The main thing we are going to concentrate on during 2016 is the Cyber Security Career Lifecycle (CSCL).  This initiative was put forth by ISSA International.  They divided the Lifecycle into five parts: Pre-Professional, Entry Level, Mid-Career, Senior, and Security Leader.  Each group is then given suggestions to things that they should be doing at that point in their careers.

The reason the Las Vegas ISSA Chapter wants to focus on this is because we have members and others that attend our meetings at each of these stages, and the only way to help others move through the different sectors, is with the help of those in the higher sectors.

This coming year the first thing we will be offering is a CISSP Review Course, starting January 30th.  I recommend this course for anyone that might consider themselves Pre-Professional, Entry Level, or Mid-Career.  Usually, the Senior and Security Leaders are the mentors for the class.  Whether or not you are ready for test, the knowledge is awesome.  On a personal note, the physical security stuff taught by Joe McDonald will blow your mind.

In addition to the CISSP Review Course, we will be having a #FirstMonday post that will dive into each of the five parts of the CSCL individually.  This will help our members and friends understand where they might be in their careers in cybersecurity.  The First Monday of each Month, we will take an in-depth look at at each of the levels of the CSCL.
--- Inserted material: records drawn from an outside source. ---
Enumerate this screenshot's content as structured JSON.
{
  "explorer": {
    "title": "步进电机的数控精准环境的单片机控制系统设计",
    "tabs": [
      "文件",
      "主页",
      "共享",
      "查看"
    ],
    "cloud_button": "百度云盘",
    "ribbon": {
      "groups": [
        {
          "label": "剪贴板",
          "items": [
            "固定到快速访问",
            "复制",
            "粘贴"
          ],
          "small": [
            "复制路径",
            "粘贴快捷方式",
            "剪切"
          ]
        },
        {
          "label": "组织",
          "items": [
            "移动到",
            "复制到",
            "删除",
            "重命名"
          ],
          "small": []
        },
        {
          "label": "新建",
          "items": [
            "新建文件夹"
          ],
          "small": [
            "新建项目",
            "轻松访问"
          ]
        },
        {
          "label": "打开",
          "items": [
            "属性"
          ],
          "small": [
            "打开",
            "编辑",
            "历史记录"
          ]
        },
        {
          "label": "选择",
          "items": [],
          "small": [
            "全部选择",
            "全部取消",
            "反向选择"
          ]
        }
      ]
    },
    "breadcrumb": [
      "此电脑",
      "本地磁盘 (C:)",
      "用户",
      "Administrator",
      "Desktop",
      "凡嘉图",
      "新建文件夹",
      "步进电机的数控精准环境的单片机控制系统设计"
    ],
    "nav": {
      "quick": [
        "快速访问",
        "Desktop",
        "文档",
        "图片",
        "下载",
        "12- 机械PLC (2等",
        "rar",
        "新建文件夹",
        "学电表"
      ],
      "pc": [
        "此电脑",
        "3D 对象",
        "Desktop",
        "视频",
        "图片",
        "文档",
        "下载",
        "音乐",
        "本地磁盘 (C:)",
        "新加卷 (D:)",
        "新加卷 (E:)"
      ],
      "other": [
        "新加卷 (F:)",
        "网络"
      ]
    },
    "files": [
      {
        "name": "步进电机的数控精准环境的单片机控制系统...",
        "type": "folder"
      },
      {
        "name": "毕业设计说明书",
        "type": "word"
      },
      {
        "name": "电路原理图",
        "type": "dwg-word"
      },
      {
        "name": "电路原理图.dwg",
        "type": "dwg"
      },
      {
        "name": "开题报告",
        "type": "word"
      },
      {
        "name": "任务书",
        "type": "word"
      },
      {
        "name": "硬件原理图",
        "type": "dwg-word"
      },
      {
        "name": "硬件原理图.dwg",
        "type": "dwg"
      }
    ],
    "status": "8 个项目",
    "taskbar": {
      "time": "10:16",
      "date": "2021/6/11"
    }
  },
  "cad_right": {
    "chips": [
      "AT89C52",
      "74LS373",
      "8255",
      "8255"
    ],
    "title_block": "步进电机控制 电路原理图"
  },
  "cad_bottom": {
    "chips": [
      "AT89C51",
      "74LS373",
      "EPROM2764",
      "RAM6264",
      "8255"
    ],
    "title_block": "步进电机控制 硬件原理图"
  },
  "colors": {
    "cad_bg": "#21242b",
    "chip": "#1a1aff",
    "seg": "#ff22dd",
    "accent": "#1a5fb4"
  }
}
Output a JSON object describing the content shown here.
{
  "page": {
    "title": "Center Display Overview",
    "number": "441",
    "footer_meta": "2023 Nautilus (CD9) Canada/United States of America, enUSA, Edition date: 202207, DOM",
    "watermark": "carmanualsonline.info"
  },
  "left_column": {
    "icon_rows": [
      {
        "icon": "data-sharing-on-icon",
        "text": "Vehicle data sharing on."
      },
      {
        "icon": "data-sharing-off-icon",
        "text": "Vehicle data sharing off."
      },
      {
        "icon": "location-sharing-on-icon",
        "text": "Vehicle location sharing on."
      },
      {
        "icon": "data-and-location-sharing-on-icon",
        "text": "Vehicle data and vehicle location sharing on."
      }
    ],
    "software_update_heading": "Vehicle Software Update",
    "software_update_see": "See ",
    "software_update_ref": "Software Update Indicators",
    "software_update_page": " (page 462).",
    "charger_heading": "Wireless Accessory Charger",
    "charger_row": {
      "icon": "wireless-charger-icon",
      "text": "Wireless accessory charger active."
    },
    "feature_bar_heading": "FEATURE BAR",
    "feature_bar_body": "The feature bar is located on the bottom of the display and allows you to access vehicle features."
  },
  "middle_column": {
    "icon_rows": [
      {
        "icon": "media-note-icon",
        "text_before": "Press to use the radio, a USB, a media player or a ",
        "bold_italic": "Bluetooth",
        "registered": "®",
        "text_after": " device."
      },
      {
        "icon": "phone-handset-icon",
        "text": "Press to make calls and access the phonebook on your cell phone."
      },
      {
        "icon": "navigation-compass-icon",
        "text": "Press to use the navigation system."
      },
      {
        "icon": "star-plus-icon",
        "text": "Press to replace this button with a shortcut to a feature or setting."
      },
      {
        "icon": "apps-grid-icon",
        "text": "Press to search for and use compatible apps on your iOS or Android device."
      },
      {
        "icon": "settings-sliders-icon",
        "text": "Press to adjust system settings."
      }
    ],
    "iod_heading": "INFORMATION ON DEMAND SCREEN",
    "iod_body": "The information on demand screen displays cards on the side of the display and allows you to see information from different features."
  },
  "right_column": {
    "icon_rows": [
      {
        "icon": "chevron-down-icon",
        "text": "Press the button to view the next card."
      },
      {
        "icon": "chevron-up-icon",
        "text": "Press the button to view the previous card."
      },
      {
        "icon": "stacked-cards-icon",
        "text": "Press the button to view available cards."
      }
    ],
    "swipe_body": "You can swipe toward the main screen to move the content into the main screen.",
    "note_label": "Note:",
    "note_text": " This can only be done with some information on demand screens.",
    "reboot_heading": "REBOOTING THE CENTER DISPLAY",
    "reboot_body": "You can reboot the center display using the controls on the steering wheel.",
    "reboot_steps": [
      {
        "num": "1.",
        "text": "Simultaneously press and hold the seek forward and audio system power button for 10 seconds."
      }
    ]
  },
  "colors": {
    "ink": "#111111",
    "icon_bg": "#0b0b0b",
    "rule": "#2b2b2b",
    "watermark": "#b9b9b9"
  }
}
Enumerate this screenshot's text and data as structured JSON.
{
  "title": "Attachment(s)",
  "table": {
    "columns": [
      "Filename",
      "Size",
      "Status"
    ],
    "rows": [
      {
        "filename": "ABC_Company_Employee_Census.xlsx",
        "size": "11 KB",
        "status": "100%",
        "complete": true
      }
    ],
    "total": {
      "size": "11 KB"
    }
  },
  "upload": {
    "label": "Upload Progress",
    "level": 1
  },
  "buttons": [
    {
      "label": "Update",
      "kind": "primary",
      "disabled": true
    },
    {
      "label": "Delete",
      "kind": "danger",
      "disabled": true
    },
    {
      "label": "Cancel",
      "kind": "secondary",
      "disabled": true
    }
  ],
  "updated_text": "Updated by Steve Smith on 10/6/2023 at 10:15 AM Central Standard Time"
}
We also look forward to adding additional relevant content throughout the year.  For example, a monthly review of the ISSA International Journal.  This Journal often gets overlooked in our already cramped inboxes.  That means that it is the responsibility of the Chapter to let the members and friends of the Chapter know what is happening at the ISSA International level.